__What this task involves__
The entries underneath need to be duplicated exactly, with none omitted.

__Supplied entries__
-- Opening Marker --

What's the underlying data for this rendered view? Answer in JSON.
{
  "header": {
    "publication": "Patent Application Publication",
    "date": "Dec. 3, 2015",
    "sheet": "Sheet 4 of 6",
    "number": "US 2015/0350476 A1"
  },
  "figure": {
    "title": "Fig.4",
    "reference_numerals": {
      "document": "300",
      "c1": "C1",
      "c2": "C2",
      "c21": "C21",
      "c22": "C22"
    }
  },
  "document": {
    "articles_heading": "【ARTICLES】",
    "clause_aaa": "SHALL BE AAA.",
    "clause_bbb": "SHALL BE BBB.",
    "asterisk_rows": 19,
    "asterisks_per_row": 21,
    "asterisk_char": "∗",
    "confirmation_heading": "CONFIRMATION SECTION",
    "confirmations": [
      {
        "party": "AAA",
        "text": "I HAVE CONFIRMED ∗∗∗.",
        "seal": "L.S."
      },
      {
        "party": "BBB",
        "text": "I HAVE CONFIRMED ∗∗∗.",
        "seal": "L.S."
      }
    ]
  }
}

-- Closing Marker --

__Response area__
What's the underlying data for this rendered view? Answer in JSON.
{
  "header": {
    "publication": "Patent Application Publication",
    "date": "Dec. 3, 2015",
    "sheet": "Sheet 4 of 6",
    "number": "US 2015/0350476 A1"
  },
  "figure": {
    "title": "Fig.4",
    "reference_numerals": {
      "document": "300",
      "c1": "C1",
      "c2": "C2",
      "c21": "C21",
      "c22": "C22"
    }
  },
  "document": {
    "articles_heading": "【ARTICLES】",
    "clause_aaa": "SHALL BE AAA.",
    "clause_bbb": "SHALL BE BBB.",
    "asterisk_rows": 19,
    "asterisks_per_row": 21,
    "asterisk_char": "∗",
    "confirmation_heading": "CONFIRMATION SECTION",
    "confirmations": [
      {
        "party": "AAA",
        "text": "I HAVE CONFIRMED ∗∗∗.",
        "seal": "L.S."
      },
      {
        "party": "BBB",
        "text": "I HAVE CONFIRMED ∗∗∗.",
        "seal": "L.S."
      }
    ]
  }
}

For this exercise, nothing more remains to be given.